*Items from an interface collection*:
---------------

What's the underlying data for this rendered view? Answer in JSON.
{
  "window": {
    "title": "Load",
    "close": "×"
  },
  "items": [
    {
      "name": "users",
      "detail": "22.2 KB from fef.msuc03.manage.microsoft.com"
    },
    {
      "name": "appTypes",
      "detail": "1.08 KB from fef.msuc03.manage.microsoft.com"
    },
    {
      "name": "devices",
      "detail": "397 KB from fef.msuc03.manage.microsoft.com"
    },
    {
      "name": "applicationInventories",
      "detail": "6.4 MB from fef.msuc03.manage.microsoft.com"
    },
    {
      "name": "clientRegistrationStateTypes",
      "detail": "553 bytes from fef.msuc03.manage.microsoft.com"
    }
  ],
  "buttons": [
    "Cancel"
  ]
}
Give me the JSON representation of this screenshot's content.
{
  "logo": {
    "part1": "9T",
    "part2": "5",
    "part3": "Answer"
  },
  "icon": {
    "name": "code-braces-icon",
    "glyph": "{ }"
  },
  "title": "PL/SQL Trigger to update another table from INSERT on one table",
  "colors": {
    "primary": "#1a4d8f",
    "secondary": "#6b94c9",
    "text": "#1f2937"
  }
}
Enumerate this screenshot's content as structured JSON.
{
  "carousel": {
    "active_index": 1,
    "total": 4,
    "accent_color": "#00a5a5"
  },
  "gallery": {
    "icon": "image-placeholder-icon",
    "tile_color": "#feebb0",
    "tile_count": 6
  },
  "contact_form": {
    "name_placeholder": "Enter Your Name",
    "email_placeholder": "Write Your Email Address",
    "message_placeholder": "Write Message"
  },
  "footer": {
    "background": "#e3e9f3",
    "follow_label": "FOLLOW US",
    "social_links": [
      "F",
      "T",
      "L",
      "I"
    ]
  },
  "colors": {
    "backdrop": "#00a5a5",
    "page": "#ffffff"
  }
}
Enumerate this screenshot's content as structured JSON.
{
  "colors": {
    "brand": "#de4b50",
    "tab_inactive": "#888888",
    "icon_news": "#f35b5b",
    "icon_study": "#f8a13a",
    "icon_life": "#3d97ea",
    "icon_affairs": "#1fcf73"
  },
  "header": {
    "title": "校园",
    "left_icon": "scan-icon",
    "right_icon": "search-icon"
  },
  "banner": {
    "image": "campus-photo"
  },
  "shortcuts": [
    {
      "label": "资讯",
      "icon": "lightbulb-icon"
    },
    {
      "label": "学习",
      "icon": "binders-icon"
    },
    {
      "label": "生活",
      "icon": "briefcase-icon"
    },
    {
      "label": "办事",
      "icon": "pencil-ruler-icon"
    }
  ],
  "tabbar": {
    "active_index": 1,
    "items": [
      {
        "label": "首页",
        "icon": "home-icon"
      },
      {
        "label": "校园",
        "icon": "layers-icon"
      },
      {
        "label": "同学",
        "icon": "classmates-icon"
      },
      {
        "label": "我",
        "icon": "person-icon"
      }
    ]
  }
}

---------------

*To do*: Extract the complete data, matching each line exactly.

*Response area*:
What's the underlying data for this rendered view? Answer in JSON.
{
  "window": {
    "title": "Load",
    "close": "×"
  },
  "items": [
    {
      "name": "users",
      "detail": "22.2 KB from fef.msuc03.manage.microsoft.com"
    },
    {
      "name": "appTypes",
      "detail": "1.08 KB from fef.msuc03.manage.microsoft.com"
    },
    {
      "name": "devices",
      "detail": "397 KB from fef.msuc03.manage.microsoft.com"
    },
    {
      "name": "applicationInventories",
      "detail": "6.4 MB from fef.msuc03.manage.microsoft.com"
    },
    {
      "name": "clientRegistrationStateTypes",
      "detail": "553 bytes from fef.msuc03.manage.microsoft.com"
    }
  ],
  "buttons": [
    "Cancel"
  ]
}
Give me the JSON representation of this screenshot's content.
{
  "logo": {
    "part1": "9T",
    "part2": "5",
    "part3": "Answer"
  },
  "icon": {
    "name": "code-braces-icon",
    "glyph": "{ }"
  },
  "title": "PL/SQL Trigger to update another table from INSERT on one table",
  "colors": {
    "primary": "#1a4d8f",
    "secondary": "#6b94c9",
    "text": "#1f2937"
  }
}
Enumerate this screenshot's content as structured JSON.
{
  "carousel": {
    "active_index": 1,
    "total": 4,
    "accent_color": "#00a5a5"
  },
  "gallery": {
    "icon": "image-placeholder-icon",
    "tile_color": "#feebb0",
    "tile_count": 6
  },
  "contact_form": {
    "name_placeholder": "Enter Your Name",
    "email_placeholder": "Write Your Email Address",
    "message_placeholder": "Write Message"
  },
  "footer": {
    "background": "#e3e9f3",
    "follow_label": "FOLLOW US",
    "social_links": [
      "F",
      "T",
      "L",
      "I"
    ]
  },
  "colors": {
    "backdrop": "#00a5a5",
    "page": "#ffffff"
  }
}
Enumerate this screenshot's content as structured JSON.
{
  "colors": {
    "brand": "#de4b50",
    "tab_inactive": "#888888",
    "icon_news": "#f35b5b",
    "icon_study": "#f8a13a",
    "icon_life": "#3d97ea",
    "icon_affairs": "#1fcf73"
  },
  "header": {
    "title": "校园",
    "left_icon": "scan-icon",
    "right_icon": "search-icon"
  },
  "banner": {
    "image": "campus-photo"
  },
  "shortcuts": [
    {
      "label": "资讯",
      "icon": "lightbulb-icon"
    },
    {
      "label": "学习",
      "icon": "binders-icon"
    },
    {
      "label": "生活",
      "icon": "briefcase-icon"
    },
    {
      "label": "办事",
      "icon": "pencil-ruler-icon"
    }
  ],
  "tabbar": {
    "active_index": 1,
    "items": [
      {
        "label": "首页",
        "icon": "home-icon"
      },
      {
        "label": "校园",
        "icon": "layers-icon"
      },
      {
        "label": "同学",
        "icon": "classmates-icon"
      },
      {
        "label": "我",
        "icon": "person-icon"
      }
    ]
  }
}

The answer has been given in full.